As a diplomat, Mr Al Maainah has travelled across the world, to the farthest corners of the globe. Wherever he has gone, he has been closely accompanied by the flag he designed.

"It never leaves my side," he said. "I can't help but smile whenever I see the flag. I feel a great honour and pride each time I am photographed with it."

Three months before the UAE united, Mr Al Maainah saw an advertisement in Al Ittihad newspaper, seeking submissions for a flag. The advertisement came out of Sheikh Zayed's royal diwan, and when Mr Al Maainah stumbled upon it, it was only two days before the deadline.

He rushed and got rolls of colourful paper, a photo album, scissors and a case of measuring tools.

All his designs had the same colours but in different angles and shapes. The colours were not just a coincidence.

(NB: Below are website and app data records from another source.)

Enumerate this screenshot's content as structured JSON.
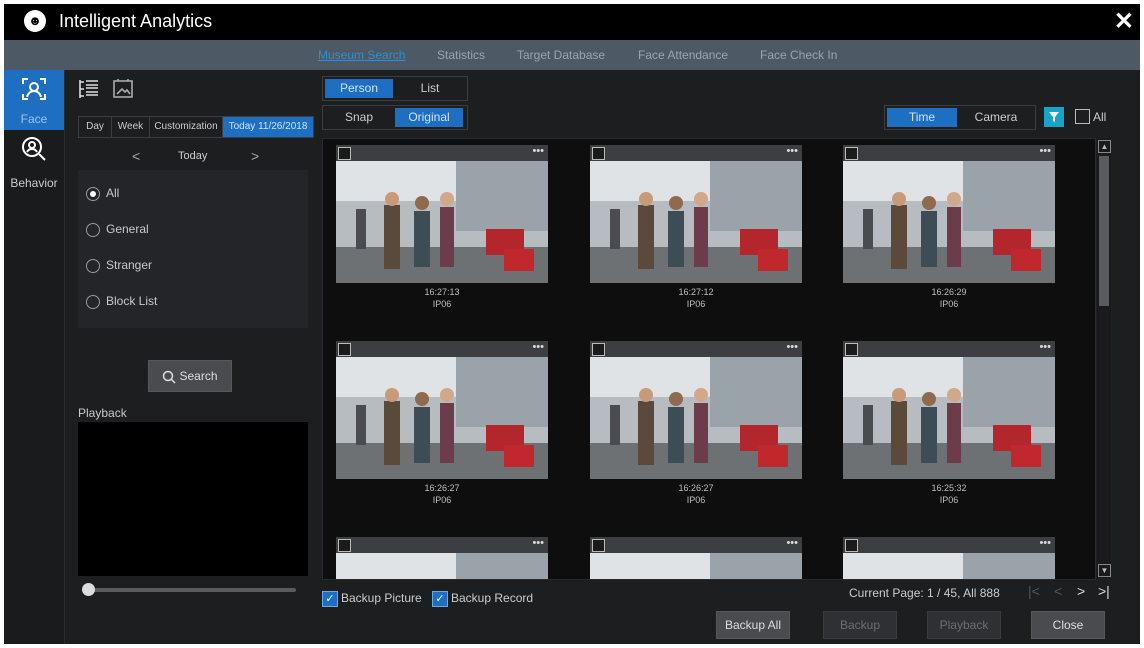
{
  "app": {
    "title": "Intelligent Analytics",
    "logo_glyph": "☻",
    "close_glyph": "✕"
  },
  "nav": {
    "tabs": [
      "Museum Search",
      "Statistics",
      "Target Database",
      "Face Attendance",
      "Face Check In"
    ]
  },
  "rail": {
    "items": [
      {
        "label": "Face",
        "icon": "face-scan-icon"
      },
      {
        "label": "Behavior",
        "icon": "magnify-person-icon"
      }
    ]
  },
  "filter": {
    "periods": [
      "Day",
      "Week",
      "Customization",
      "Today 11/26/2018"
    ],
    "date_label": "Today",
    "prev": "<",
    "next": ">",
    "options": [
      "All",
      "General",
      "Stranger",
      "Block List"
    ],
    "search_label": "Search",
    "playback_label": "Playback"
  },
  "view": {
    "mode_tabs": [
      "Person",
      "List"
    ],
    "type_tabs": [
      "Snap",
      "Original"
    ],
    "sort_tabs": [
      "Time",
      "Camera"
    ],
    "all_label": "All"
  },
  "results": [
    {
      "time": "16:27:13",
      "camera": "IP06"
    },
    {
      "time": "16:27:12",
      "camera": "IP06"
    },
    {
      "time": "16:26:29",
      "camera": "IP06"
    },
    {
      "time": "16:26:27",
      "camera": "IP06"
    },
    {
      "time": "16:26:27",
      "camera": "IP06"
    },
    {
      "time": "16:25:32",
      "camera": "IP06"
    }
  ],
  "footer": {
    "backup_picture": "Backup Picture",
    "backup_record": "Backup Record",
    "page_info": "Current Page: 1 / 45, All 888",
    "buttons": [
      "Backup All",
      "Backup",
      "Playback",
      "Close"
    ]
  },
  "colors": {
    "accent": "#1e6fc2",
    "filter_icon_bg": "#19a3c7"
  }
}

"Sometimes people have mistaken the UAE flag for another country, because it has the same colours as other Arab countries that adopted the pan-Arab colours of the 1916 Arab revolution," said Mr Al Maainah. Black represents the early years of Islam, which saw many wars as it spread across the Middle East during the time of the Prophet Mohammed and the first two caliphates: the Umayyads based in Damascus followed by the Abbasids based in Baghdad. The latter's rule continued from 750AD to 1258AD, and reached as far west as modern-day Algeria to as far east as India.

Green represents the Fatimids Caliphate, which ruled out of Egypt from 909AD to 1171AD over an area that spanned all of North Africa, the west coast of the Arabian Peninsula, the Levant, as well as Malta and Sicily.

Red was the colour of the Ottoman flag, and is often said to be symbolic of sacrifice and blood.

White has several meanings, from peace to purity to charity. It is the colour for peace across the world, and a white flag was raised after the Prophet Mohammed's first victory on the battlefield, in the Battle of Badr, when he overpowered his opponents in Mecca.

"But meanings change over time, and my own reasons for picking those colours are driven from a more local stance," he said.

For him, black stands for the oil that helped transform his country. Green is for fertility and its green gardens.

"And white and red were already present in separate emirate flags, so I added on what was already there to signify our expansion into a unified entity," he said.

rghazal@thenational.ae